Obtain the following Taylor expansions. Give a general formula for the nth coefficient, and state the circle within which your expansion is valid.

http://www.cramster.com/Answer-Board...5475009695.gifexpanded about z=0

Printable View

- May 5th 2008, 09:33 AMlacy1104Taylor expansion
Obtain the following Taylor expansions.
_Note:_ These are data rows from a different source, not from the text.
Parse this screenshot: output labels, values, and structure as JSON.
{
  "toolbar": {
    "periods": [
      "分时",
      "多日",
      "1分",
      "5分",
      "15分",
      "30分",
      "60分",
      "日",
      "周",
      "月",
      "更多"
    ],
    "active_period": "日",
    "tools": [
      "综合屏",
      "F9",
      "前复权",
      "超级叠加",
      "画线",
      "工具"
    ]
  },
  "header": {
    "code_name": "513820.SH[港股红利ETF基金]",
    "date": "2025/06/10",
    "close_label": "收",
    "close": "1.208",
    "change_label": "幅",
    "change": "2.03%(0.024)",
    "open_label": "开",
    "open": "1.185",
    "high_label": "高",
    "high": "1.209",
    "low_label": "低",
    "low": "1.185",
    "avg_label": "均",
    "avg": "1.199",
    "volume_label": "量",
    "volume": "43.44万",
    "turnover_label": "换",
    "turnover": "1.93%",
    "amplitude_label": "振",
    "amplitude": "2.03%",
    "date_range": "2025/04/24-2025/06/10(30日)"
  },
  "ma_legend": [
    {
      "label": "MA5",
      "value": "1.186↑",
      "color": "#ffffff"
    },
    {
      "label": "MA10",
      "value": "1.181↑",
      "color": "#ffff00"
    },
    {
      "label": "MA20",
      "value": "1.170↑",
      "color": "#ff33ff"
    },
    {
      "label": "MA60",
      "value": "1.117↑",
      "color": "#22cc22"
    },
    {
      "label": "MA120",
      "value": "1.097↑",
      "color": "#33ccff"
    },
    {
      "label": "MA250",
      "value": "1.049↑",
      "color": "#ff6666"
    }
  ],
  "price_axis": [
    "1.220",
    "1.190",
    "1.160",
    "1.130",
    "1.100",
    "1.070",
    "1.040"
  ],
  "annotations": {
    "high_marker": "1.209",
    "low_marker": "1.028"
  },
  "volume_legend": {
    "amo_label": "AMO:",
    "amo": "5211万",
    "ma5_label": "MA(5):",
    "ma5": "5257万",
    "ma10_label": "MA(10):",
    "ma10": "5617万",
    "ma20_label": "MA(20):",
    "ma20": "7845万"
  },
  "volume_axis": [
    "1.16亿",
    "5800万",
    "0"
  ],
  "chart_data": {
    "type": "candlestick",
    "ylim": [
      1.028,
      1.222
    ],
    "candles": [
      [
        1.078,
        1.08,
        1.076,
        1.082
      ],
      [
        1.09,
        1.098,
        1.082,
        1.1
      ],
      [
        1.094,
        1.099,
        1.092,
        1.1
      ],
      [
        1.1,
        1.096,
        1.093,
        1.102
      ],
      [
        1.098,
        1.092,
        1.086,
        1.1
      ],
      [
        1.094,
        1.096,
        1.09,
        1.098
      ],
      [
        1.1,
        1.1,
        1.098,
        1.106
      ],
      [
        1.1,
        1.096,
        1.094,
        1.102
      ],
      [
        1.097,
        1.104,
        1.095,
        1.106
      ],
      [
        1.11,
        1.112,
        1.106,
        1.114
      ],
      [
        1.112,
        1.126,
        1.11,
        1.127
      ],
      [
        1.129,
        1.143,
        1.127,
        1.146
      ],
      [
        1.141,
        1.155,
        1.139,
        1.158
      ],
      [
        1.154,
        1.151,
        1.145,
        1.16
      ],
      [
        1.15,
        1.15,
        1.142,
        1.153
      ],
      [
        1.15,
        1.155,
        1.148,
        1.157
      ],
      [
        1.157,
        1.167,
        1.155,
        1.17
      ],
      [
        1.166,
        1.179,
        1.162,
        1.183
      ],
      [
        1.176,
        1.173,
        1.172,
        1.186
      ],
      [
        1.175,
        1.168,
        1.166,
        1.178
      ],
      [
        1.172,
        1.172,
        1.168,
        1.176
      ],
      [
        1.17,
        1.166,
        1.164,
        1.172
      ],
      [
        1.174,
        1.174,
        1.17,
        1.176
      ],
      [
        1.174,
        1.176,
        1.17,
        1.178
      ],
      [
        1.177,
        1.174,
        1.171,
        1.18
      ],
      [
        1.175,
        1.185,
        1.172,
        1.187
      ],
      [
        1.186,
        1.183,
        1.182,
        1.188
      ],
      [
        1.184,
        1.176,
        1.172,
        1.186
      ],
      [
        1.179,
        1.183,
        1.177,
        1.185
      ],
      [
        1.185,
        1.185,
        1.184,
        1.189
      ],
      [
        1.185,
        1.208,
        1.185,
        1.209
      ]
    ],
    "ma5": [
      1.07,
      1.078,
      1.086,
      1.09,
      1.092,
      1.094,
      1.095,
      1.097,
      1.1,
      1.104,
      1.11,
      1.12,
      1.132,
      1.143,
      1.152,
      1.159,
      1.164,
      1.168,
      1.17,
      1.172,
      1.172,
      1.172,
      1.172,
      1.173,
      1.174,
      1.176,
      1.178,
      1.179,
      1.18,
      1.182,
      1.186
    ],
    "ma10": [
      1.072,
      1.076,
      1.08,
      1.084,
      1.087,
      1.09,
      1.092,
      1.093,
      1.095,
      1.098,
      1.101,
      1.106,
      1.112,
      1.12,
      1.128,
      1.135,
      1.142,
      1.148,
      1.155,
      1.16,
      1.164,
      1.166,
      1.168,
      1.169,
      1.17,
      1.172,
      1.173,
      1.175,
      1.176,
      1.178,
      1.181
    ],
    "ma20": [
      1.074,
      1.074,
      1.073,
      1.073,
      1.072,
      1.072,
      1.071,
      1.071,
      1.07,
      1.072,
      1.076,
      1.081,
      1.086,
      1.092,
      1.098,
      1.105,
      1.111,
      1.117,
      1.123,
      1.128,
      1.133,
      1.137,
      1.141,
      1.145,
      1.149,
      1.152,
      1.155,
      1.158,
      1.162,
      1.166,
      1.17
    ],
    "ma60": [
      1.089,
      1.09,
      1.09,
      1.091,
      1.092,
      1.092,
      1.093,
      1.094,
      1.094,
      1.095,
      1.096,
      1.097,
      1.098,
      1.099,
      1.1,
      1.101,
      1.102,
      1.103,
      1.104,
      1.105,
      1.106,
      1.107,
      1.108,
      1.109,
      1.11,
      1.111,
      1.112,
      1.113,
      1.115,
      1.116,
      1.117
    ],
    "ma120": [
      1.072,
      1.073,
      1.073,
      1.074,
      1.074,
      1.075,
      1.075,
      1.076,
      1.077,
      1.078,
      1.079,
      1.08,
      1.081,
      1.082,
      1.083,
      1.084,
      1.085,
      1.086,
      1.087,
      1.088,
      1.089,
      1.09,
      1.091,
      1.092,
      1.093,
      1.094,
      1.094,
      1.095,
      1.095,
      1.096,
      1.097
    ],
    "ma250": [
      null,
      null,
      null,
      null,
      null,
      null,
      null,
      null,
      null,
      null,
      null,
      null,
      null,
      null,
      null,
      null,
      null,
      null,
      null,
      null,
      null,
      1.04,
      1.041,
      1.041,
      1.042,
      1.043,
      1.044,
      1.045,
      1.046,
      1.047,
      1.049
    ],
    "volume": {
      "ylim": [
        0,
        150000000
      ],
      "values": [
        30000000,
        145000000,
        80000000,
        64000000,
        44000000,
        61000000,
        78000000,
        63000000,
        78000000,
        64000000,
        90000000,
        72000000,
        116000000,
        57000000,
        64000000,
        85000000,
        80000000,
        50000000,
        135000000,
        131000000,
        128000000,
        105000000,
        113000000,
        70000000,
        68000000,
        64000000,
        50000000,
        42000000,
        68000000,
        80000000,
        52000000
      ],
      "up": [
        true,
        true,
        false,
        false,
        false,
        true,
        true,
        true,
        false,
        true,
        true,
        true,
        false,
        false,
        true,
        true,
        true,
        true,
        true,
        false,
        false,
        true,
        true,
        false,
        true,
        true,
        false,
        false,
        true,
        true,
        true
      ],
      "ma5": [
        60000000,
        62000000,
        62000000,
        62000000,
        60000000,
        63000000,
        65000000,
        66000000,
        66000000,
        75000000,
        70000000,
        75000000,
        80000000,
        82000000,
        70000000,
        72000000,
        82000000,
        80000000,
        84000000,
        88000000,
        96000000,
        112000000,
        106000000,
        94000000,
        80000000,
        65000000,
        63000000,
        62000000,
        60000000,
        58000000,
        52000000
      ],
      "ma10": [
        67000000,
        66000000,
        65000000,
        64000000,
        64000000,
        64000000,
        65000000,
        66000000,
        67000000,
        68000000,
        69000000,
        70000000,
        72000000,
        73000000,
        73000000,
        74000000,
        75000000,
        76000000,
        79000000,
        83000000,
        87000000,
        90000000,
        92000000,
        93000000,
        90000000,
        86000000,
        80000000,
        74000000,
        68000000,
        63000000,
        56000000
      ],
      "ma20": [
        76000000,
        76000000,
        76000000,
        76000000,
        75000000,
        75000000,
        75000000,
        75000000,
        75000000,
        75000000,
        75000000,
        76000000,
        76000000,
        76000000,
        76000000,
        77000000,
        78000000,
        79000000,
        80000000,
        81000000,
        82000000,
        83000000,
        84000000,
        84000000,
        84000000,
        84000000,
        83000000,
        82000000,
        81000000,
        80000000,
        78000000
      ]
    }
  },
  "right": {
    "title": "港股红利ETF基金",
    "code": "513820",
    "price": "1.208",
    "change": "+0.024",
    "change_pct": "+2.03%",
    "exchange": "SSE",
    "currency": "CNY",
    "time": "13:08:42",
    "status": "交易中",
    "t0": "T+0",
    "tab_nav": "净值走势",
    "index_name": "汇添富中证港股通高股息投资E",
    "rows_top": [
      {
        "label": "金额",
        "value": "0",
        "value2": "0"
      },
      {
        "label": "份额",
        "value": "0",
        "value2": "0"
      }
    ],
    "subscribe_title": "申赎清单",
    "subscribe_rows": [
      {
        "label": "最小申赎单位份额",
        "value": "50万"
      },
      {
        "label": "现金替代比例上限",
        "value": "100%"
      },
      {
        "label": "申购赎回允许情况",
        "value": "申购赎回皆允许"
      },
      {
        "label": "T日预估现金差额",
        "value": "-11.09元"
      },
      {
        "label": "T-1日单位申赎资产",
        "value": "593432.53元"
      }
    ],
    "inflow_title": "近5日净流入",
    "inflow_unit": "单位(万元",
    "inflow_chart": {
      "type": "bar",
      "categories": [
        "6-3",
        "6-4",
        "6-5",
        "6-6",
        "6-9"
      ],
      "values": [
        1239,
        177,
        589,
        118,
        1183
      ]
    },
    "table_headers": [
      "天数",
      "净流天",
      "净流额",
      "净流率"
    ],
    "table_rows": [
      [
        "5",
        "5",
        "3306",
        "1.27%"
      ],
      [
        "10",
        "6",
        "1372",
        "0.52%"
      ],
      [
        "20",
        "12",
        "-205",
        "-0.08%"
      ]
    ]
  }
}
Give a general formula for the nth coefficient, and state the circle within which your expansion is valid.

http://www.cramster.com/Answer-Board...5475009695.gifexpanded about z=0 - May 5th 2008, 10:55 AMJerryReck2756
Break the fraction down into parts using decomposition: f(x) = -1/(z+1) - 2/(z+2) then expand each seperatly. using -1/(1 + z) as your ratio you should notice the a1 term is -1 and the ratio is -z. thus the first one is SUM (a1)(-x)^n. Then repeat with the process with the second fraction.